◆ Aim of the exercise
Your response should consist of the entries below, written out exactly.

===== Material provided

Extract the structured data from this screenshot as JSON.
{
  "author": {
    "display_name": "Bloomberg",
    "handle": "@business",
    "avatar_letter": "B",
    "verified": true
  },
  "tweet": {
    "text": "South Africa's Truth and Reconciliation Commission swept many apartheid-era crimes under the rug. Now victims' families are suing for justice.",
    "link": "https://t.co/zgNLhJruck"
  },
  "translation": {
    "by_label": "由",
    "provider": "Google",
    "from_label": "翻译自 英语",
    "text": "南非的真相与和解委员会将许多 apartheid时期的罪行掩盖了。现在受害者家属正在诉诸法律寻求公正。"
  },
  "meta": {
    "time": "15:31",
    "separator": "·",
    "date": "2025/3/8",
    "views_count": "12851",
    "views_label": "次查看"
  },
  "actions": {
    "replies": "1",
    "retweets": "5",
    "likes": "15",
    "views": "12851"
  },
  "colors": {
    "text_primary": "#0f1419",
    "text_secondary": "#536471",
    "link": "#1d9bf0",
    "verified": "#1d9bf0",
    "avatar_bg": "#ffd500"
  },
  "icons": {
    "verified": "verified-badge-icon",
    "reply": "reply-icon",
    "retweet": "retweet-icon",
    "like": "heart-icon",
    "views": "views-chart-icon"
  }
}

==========

◆ Reply
Extract the structured data from this screenshot as JSON.
{
  "author": {
    "display_name": "Bloomberg",
    "handle": "@business",
    "avatar_letter": "B",
    "verified": true
  },
  "tweet": {
    "text": "South Africa's Truth and Reconciliation Commission swept many apartheid-era crimes under the rug. Now victims' families are suing for justice.",
    "link": "https://t.co/zgNLhJruck"
  },
  "translation": {
    "by_label": "由",
    "provider": "Google",
    "from_label": "翻译自 英语",
    "text": "南非的真相与和解委员会将许多 apartheid时期的罪行掩盖了。现在受害者家属正在诉诸法律寻求公正。"
  },
  "meta": {
    "time": "15:31",
    "separator": "·",
    "date": "2025/3/8",
    "views_count": "12851",
    "views_label": "次查看"
  },
  "actions": {
    "replies": "1",
    "retweets": "5",
    "likes": "15",
    "views": "12851"
  },
  "colors": {
    "text_primary": "#0f1419",
    "text_secondary": "#536471",
    "link": "#1d9bf0",
    "verified": "#1d9bf0",
    "avatar_bg": "#ffd500"
  },
  "icons": {
    "verified": "verified-badge-icon",
    "reply": "reply-icon",
    "retweet": "retweet-icon",
    "like": "heart-icon",
    "views": "views-chart-icon"
  }
}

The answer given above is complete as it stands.